When you travel alone you don’t have to worry about pleasing anyone. Are they too tired to keep looking through the galleries? Are they in awe like I am? Especially for a people-pleaser like me—I constantly worry about everyone else’s happiness. But, traveling alone is a gift of selfishness and self-indulgence. Bookstores, museums, historic homes. Lingering strolls through beautiful gardens and galleries that leave your heart stopping every two feet.
A flower, fence, and field near downtown Taos
Now I indulge in two hours of massage and energy work from Mari, who lives a block over from where I am staying. She counsels me as she baths my body in love and her light…she rids me of energy blocks and tells me that my relationship is good and a gift rather than telling me what others perceive. Because I know it’s a gift and I know I’m learning and he’s learning. We are learning more together than we have in all the years we combined of dating other people. And it’s not easy lessons in which we are being schooled. For me, it’s a lesson on how to let go, all the while holding on… For him it’s about opening up, trusting, and accepting the love and compassion he needs so badly. It’s about both of us letting go of the fear that has paralyzed us for so long. It’s about laughing and playing like children. It’s about adventure and discovery. We’ve both learned and have grown and I can’t articulate that to my friends and family, but this healer woman–she knows.

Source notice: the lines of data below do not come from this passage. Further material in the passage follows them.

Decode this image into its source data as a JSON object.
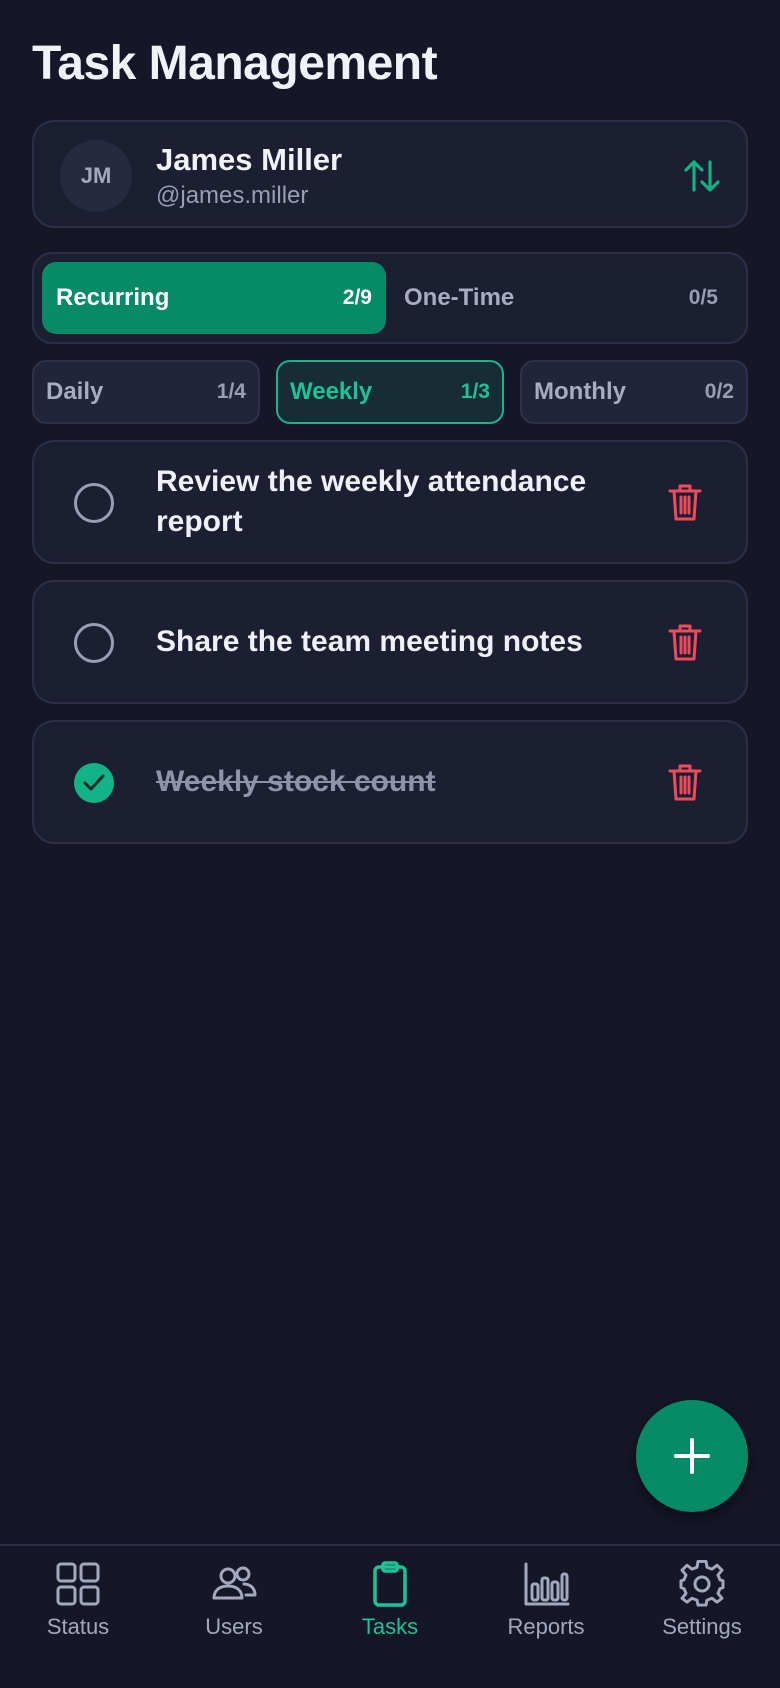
{
  "page_title": "Task Management",
  "user": {
    "initials": "JM",
    "name": "James Miller",
    "handle": "@james.miller"
  },
  "task_type_tabs": [
    {
      "label": "Recurring",
      "count": "2/9",
      "active": true
    },
    {
      "label": "One-Time",
      "count": "0/5",
      "active": false
    }
  ],
  "frequency_filters": [
    {
      "label": "Daily",
      "count": "1/4",
      "active": false
    },
    {
      "label": "Weekly",
      "count": "1/3",
      "active": true
    },
    {
      "label": "Monthly",
      "count": "0/2",
      "active": false
    }
  ],
  "tasks": [
    {
      "text": "Review the weekly attendance report",
      "completed": false
    },
    {
      "text": "Share the team meeting notes",
      "completed": false
    },
    {
      "text": "Weekly stock count",
      "completed": true
    }
  ],
  "fab_icon": "plus-icon",
  "bottom_nav": [
    {
      "label": "Status",
      "icon": "grid-icon",
      "active": false
    },
    {
      "label": "Users",
      "icon": "users-icon",
      "active": false
    },
    {
      "label": "Tasks",
      "icon": "clipboard-icon",
      "active": true
    },
    {
      "label": "Reports",
      "icon": "bar-chart-icon",
      "active": false
    },
    {
      "label": "Settings",
      "icon": "gear-icon",
      "active": false
    }
  ],
  "colors": {
    "background": "#151728",
    "card": "#1c1e31",
    "accent": "#078a66",
    "accent_text": "#1fc294",
    "danger": "#f04b5c"
  }
}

I look around this place I’m staying and absorb all I see, writing it down. Exposed logs in an adobe ceiling. Wide wood planks in the floor…my dog curled up into a semi-circle on the futon. A beautiful tin punched Mexican mirror above the sink in the kitchenette. Rugs and other hand-made things I purchased earlier in the day from a fair-trade shop—just waiting to be opened and touched again. My new books sit on the table, waiting to inspire me to write.
I’m wondering why sound comes through this old adobe schoolhouse so differently from other buildings. I’m wondering if it’s wind I hear? I heard the adobe keeps in the heat once it gets hot. I’m just wishing now it was warm. Izzy and I both get pee breaks when I go outside and walk around the portal to the private, but disconnected bathroom. When I come back and look into the slanted windows and see the cozy browns and reds of the bed and the warm wood, I am happy that the cozy scene I’m looking at includes Izzy and me.
The next morning, I sit at the desk, looking out the eye-level window in front of me with dog in lap. The adobe window frames a perfect painting outside. I see it all in layers…just outside the window, a low, curved adobe wall. Behind that low, pink earth wall is a barbed-wire fence marking the boundary of the vast Pueblo reservation. Beyond the fence a bit, a row of yellowed-leaf trees providing yet another layer—and further past those trees, miles of brush and pine, green and gold. And finally the last layer: the low Taos mountains. A perfectly warm, colorful Indian summer day.
I’m proud that I came here to write and I followed through. I’ve realized that writing it down is like bottling the magic I feel here. I can open that bottle anytime I need to feel the gold light from the autumn trees on my face or see the hues of red and copper in the adobe, land, and textiles. I’m sad I must leave tomorrow to go home. I love this land with its mysterious air and light. I’ll be back though, to see more, write more, and live more. And until I come back, I’ll have my bottle of words to remind me.